### What to produce
Establish the number of lines below that contain the string "JSON". State that number alone.

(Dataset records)

= Beginning of Section =

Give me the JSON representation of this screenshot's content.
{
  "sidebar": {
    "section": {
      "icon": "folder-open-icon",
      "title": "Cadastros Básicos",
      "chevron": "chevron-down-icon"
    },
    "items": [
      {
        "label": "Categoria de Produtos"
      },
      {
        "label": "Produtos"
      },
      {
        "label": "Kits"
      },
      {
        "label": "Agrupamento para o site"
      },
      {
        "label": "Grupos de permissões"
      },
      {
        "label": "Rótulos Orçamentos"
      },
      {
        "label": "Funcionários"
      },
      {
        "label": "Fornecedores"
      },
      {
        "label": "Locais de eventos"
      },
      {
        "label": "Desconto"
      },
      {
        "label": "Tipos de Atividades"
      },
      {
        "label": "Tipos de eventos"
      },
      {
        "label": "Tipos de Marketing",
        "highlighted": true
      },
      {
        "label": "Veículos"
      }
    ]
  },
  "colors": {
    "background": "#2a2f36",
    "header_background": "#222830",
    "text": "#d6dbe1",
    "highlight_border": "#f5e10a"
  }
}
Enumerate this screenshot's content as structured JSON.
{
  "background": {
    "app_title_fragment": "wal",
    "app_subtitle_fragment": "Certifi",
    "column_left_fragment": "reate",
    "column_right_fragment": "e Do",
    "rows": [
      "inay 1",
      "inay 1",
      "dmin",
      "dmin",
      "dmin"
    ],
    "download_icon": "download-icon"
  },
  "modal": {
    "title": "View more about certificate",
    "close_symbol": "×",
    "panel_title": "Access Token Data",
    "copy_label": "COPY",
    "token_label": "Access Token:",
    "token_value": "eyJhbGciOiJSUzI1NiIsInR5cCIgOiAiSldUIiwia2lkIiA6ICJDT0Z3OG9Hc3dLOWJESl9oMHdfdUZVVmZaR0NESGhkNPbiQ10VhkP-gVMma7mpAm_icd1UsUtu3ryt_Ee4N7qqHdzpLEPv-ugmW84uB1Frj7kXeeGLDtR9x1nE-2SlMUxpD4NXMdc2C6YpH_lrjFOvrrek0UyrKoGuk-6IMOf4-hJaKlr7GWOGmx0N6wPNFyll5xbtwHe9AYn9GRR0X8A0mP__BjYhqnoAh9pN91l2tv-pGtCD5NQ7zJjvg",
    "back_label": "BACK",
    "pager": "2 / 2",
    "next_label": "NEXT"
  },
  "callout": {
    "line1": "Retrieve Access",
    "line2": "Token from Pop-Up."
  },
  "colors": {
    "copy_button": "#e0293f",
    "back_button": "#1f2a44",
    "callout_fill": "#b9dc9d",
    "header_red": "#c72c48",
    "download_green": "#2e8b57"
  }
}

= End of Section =
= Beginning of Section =

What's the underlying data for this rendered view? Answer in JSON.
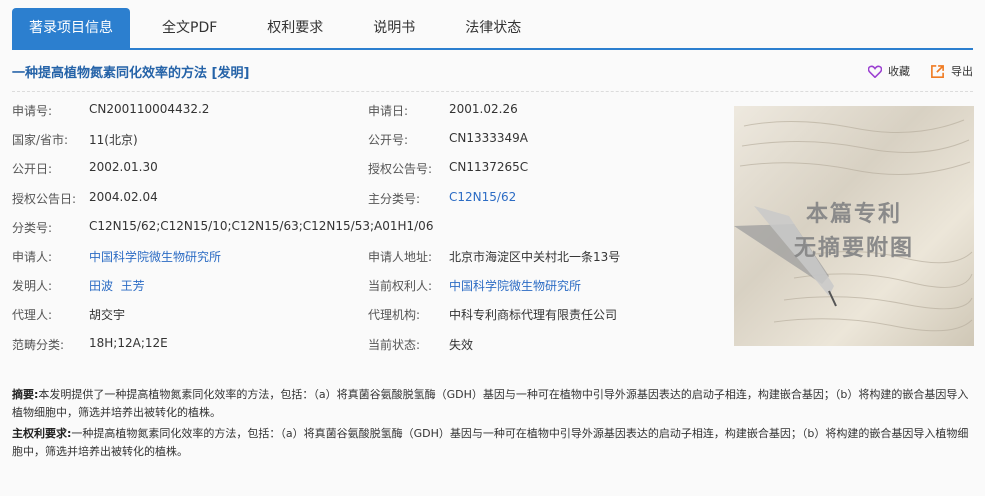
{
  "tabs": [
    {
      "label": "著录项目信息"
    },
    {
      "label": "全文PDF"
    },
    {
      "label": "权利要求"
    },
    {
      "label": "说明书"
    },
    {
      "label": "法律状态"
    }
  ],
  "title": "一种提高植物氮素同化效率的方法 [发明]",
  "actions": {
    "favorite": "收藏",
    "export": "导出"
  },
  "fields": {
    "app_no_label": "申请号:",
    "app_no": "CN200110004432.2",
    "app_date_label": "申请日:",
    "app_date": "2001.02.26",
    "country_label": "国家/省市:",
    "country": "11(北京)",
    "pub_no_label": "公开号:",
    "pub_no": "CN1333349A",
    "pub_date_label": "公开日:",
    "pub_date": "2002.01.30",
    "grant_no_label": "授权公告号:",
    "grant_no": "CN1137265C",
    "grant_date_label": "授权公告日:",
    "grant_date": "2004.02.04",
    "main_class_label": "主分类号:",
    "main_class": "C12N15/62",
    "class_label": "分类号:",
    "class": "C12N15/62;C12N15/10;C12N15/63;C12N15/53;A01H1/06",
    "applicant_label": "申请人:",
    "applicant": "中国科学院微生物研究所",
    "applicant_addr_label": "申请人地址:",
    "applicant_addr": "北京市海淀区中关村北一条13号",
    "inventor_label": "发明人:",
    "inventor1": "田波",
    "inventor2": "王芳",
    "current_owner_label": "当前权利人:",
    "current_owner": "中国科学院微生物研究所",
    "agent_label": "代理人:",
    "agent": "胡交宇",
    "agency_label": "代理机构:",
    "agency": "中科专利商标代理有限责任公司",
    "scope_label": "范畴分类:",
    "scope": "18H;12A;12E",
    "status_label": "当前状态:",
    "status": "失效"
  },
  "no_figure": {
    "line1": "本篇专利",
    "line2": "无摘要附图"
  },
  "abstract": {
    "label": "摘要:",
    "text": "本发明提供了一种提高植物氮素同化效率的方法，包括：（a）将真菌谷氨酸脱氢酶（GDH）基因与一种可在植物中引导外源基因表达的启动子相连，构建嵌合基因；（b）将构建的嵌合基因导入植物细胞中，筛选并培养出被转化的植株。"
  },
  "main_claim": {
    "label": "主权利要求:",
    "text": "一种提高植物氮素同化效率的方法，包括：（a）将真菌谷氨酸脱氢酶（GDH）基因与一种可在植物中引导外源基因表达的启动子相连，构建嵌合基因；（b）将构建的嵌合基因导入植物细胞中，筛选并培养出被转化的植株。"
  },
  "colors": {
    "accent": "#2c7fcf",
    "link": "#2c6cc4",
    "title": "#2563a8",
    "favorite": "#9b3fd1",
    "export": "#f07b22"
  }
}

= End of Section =

### The answer
3